DESCRIPTION OF THE TASK: Count the lines in the records below that contain the word "meta", and give only that number.

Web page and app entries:
☆ ☆ ☆ ☆

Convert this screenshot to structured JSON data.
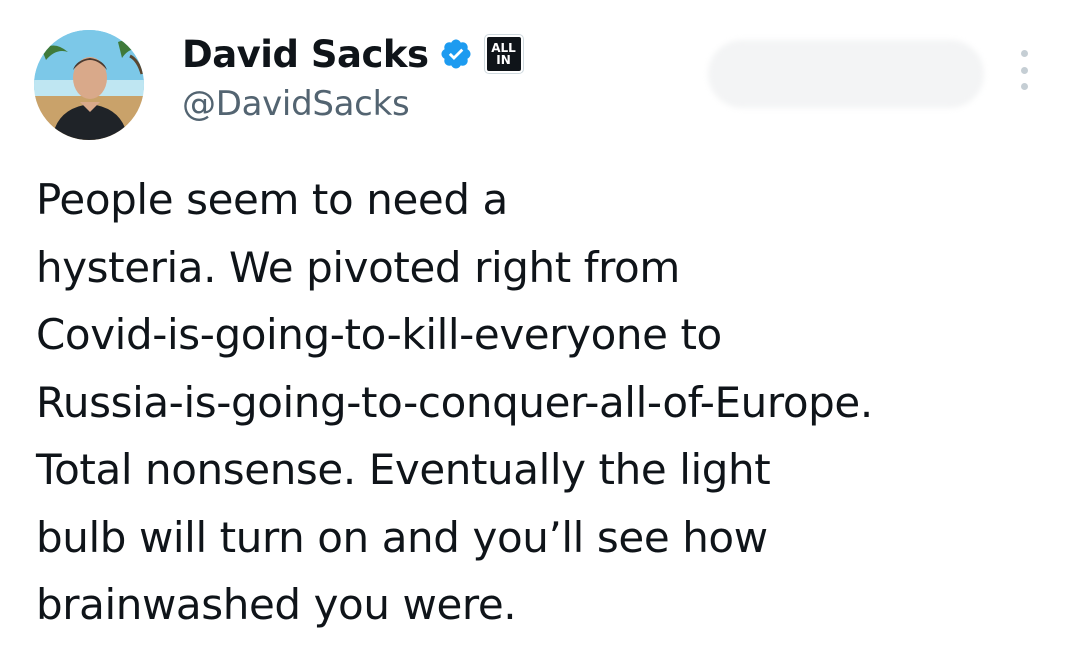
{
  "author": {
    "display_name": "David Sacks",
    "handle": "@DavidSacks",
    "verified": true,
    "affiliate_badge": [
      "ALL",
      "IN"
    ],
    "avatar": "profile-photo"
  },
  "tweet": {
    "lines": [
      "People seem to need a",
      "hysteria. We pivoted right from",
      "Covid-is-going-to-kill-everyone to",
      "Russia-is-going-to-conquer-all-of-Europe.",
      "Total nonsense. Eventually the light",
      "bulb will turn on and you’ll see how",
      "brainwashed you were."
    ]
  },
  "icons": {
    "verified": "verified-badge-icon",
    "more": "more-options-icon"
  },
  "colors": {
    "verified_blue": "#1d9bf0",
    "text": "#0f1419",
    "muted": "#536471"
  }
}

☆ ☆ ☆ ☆

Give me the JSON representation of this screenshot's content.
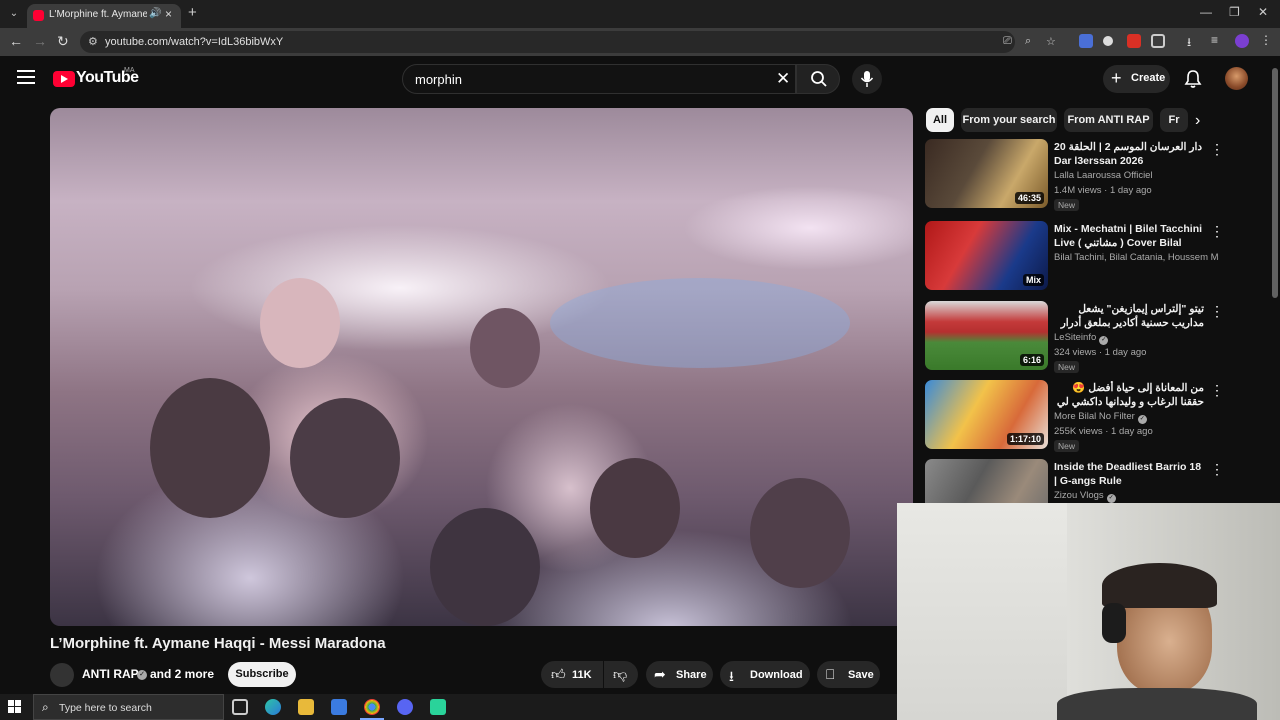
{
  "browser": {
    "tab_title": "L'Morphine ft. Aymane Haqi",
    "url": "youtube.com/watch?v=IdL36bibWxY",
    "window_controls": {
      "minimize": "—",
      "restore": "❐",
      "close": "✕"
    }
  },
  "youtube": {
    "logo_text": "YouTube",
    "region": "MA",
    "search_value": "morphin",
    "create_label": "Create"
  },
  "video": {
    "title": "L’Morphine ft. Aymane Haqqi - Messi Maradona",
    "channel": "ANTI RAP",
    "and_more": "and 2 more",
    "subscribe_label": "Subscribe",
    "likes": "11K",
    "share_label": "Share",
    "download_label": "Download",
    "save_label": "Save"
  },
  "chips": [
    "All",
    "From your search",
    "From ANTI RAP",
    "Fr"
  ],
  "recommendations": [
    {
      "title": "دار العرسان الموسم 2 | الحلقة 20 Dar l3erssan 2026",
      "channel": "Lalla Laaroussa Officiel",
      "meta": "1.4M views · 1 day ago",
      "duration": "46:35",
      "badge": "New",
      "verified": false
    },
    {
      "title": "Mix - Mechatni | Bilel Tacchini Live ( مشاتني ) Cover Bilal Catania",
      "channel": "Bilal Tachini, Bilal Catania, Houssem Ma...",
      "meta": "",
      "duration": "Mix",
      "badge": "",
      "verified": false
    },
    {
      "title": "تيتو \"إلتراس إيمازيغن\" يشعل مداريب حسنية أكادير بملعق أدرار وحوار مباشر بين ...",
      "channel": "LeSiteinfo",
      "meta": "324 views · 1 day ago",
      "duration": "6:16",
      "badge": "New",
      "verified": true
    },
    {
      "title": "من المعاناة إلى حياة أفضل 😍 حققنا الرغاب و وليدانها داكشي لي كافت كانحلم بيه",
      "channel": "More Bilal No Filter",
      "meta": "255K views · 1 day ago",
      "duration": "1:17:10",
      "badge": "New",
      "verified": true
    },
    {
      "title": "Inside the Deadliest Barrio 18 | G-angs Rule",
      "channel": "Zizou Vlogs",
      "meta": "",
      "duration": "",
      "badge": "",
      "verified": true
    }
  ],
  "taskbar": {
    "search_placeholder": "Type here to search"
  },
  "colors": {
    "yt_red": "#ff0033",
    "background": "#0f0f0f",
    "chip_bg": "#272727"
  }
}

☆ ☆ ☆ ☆

RESPONSE BOX: 5